Collado’s show recently closed but it warrants reflection. When guests entered into Collado’s exhibit, they walked through a narrow hallway meant to mirror her childhood home. Inside, she recreated its’ floor plan while referencing the gallery building’s own in a sprawling and towering platform that consumes almost the entirety of the gallery’s walking space. The piece is assembled with layers of cardboard and stucco, stuffed with strips of textile fabric, an ode to her familiar upbringing. On top, Collado has intentionally yet intuitively placed relics that she has collected over the years, some as long ago as 1994.
One item is a conjoined pair of apple snail shells which she collected during a residency in New Orleans. There, she learned about the invasive species that has devastated local populations and eaten the plant barriers. Collado has paired them in a yin-yang pattern, their beauty and destructiveness interplaying, questioning the promise that the removal of people in communities is that something better will come, but at whose expense?

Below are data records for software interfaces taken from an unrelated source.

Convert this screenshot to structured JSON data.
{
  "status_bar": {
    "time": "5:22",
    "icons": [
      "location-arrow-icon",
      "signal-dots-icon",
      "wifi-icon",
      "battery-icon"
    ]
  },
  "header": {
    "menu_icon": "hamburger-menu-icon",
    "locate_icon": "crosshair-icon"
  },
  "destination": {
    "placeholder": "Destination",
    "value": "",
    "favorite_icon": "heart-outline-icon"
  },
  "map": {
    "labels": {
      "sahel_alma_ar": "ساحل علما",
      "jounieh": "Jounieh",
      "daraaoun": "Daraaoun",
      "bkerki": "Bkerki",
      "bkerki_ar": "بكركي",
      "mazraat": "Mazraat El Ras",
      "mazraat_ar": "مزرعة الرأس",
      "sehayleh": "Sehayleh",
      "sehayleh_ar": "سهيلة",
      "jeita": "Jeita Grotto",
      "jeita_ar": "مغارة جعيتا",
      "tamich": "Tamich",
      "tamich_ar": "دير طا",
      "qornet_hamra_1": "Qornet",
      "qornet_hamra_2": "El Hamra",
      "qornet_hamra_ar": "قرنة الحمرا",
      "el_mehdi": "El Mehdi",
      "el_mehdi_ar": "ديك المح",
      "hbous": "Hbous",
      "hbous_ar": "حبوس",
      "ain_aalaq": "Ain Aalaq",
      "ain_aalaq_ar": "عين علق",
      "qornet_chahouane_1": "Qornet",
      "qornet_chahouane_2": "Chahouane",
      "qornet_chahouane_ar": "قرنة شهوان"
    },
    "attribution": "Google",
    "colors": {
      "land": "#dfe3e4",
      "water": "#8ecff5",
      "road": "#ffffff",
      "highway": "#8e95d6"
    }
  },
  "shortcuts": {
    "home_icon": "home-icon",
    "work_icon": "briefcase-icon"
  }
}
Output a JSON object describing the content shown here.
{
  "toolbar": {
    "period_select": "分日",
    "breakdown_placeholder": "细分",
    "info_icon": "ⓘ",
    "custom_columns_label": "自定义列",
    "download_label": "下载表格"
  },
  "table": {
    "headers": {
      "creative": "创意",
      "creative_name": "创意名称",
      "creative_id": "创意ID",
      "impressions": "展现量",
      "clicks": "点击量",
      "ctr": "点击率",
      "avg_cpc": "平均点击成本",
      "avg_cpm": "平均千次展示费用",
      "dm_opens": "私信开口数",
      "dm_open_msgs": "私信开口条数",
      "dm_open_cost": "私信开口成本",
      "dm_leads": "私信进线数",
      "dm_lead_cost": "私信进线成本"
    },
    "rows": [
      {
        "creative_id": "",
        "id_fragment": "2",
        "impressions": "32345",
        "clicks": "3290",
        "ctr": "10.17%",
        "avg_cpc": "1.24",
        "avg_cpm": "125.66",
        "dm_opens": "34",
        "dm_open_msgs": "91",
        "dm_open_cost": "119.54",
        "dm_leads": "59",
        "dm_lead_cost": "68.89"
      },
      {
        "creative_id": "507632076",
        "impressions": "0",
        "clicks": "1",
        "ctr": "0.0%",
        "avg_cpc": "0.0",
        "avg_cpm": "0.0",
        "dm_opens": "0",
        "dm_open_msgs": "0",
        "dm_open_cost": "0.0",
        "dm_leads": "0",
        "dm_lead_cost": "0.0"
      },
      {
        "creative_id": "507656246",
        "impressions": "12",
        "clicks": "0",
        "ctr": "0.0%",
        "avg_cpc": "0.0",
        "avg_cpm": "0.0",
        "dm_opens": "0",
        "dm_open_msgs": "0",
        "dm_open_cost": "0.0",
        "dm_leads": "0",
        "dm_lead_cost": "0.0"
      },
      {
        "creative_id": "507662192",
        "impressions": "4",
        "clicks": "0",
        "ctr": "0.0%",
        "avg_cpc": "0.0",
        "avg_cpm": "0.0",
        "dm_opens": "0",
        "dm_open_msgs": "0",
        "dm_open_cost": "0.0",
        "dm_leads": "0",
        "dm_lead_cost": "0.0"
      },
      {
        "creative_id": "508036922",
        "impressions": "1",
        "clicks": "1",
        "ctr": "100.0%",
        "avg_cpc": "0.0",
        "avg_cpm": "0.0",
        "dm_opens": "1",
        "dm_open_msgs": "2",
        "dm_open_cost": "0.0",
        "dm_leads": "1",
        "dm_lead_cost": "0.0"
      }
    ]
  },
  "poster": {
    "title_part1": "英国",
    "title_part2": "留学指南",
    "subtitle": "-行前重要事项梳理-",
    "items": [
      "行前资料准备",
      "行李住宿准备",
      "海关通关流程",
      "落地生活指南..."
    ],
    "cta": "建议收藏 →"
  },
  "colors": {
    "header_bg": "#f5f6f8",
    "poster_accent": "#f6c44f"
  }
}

Collado moves the pieces as she sees fit like a ritual prayer at an altar. The unseen is just as important as what is seen, as forms of embedded prayer. In a corner closest to the doorway, Collado has placed a comparatively compact and minuscule azure cube, which could be an obelisk for the tiny unseen creatures that dwell on the vinyl floors. Inside, she’s placed a piece of cuaba soap, a quintessential item in Dominican households. It’s a protective totem for the memories and experiences housed in the space. If a reliquary is a container for relics, then Collado has created a meditative space and posits – in the midst of change and migration — that memories persist through objects.